# [ASSIGNMENT]
The data below should be copied out exactly, with its pictures omitted.

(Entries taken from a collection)
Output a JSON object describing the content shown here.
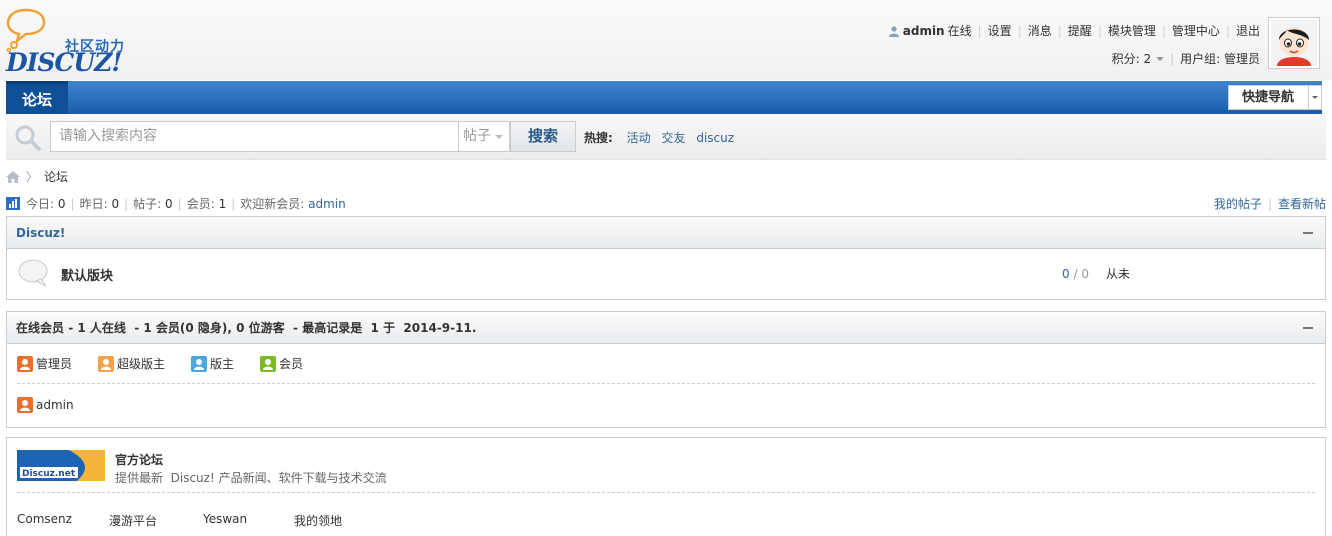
{
  "logo": {
    "cn": "社区动力",
    "brand": "DISCUZ!"
  },
  "header": {
    "username": "admin",
    "status": "在线",
    "nav": [
      "设置",
      "消息",
      "提醒",
      "模块管理",
      "管理中心",
      "退出"
    ],
    "credits_label": "积分: 2",
    "group_label": "用户组: 管理员"
  },
  "navbar": {
    "tab": "论坛",
    "quicknav": "快捷导航"
  },
  "search": {
    "placeholder": "请输入搜索内容",
    "type": "帖子",
    "button": "搜索",
    "hot_label": "热搜:",
    "hot_items": [
      "活动",
      "交友",
      "discuz"
    ]
  },
  "breadcrumb": {
    "current": "论坛"
  },
  "stats": {
    "today_label": "今日:",
    "today": "0",
    "yesterday_label": "昨日:",
    "yesterday": "0",
    "posts_label": "帖子:",
    "posts": "0",
    "members_label": "会员:",
    "members": "1",
    "newest_label": "欢迎新会员:",
    "newest": "admin",
    "my_posts": "我的帖子",
    "new_posts": "查看新帖"
  },
  "category": {
    "title": "Discuz!",
    "forum_name": "默认版块",
    "threads": "0",
    "posts_sep": " / ",
    "posts": "0",
    "last_post": "从未"
  },
  "online": {
    "title": "在线会员",
    "summary": " - 1 人在线  - 1 会员(0 隐身), 0 位游客  - 最高记录是  1 于  2014-9-11.",
    "legend": [
      {
        "label": "管理员",
        "color": "#e8702e"
      },
      {
        "label": "超级版主",
        "color": "#f0a24e"
      },
      {
        "label": "版主",
        "color": "#4da6dd"
      },
      {
        "label": "会员",
        "color": "#7cb928"
      }
    ],
    "users": [
      "admin"
    ]
  },
  "links": {
    "logo_text": "Discuz.net",
    "title": "官方论坛",
    "desc": "提供最新  Discuz! 产品新闻、软件下载与技术交流",
    "items": [
      "Comsenz",
      "漫游平台",
      "Yeswan",
      "我的领地"
    ]
  }
}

# [ANSWER TO THIS PROBLEM]
Output a JSON object describing the content shown here.
{
  "logo": {
    "cn": "社区动力",
    "brand": "DISCUZ!"
  },
  "header": {
    "username": "admin",
    "status": "在线",
    "nav": [
      "设置",
      "消息",
      "提醒",
      "模块管理",
      "管理中心",
      "退出"
    ],
    "credits_label": "积分: 2",
    "group_label": "用户组: 管理员"
  },
  "navbar": {
    "tab": "论坛",
    "quicknav": "快捷导航"
  },
  "search": {
    "placeholder": "请输入搜索内容",
    "type": "帖子",
    "button": "搜索",
    "hot_label": "热搜:",
    "hot_items": [
      "活动",
      "交友",
      "discuz"
    ]
  },
  "breadcrumb": {
    "current": "论坛"
  },
  "stats": {
    "today_label": "今日:",
    "today": "0",
    "yesterday_label": "昨日:",
    "yesterday": "0",
    "posts_label": "帖子:",
    "posts": "0",
    "members_label": "会员:",
    "members": "1",
    "newest_label": "欢迎新会员:",
    "newest": "admin",
    "my_posts": "我的帖子",
    "new_posts": "查看新帖"
  },
  "category": {
    "title": "Discuz!",
    "forum_name": "默认版块",
    "threads": "0",
    "posts_sep": " / ",
    "posts": "0",
    "last_post": "从未"
  },
  "online": {
    "title": "在线会员",
    "summary": " - 1 人在线  - 1 会员(0 隐身), 0 位游客  - 最高记录是  1 于  2014-9-11.",
    "legend": [
      {
        "label": "管理员",
        "color": "#e8702e"
      },
      {
        "label": "超级版主",
        "color": "#f0a24e"
      },
      {
        "label": "版主",
        "color": "#4da6dd"
      },
      {
        "label": "会员",
        "color": "#7cb928"
      }
    ],
    "users": [
      "admin"
    ]
  },
  "links": {
    "logo_text": "Discuz.net",
    "title": "官方论坛",
    "desc": "提供最新  Discuz! 产品新闻、软件下载与技术交流",
    "items": [
      "Comsenz",
      "漫游平台",
      "Yeswan",
      "我的领地"
    ]
  }
}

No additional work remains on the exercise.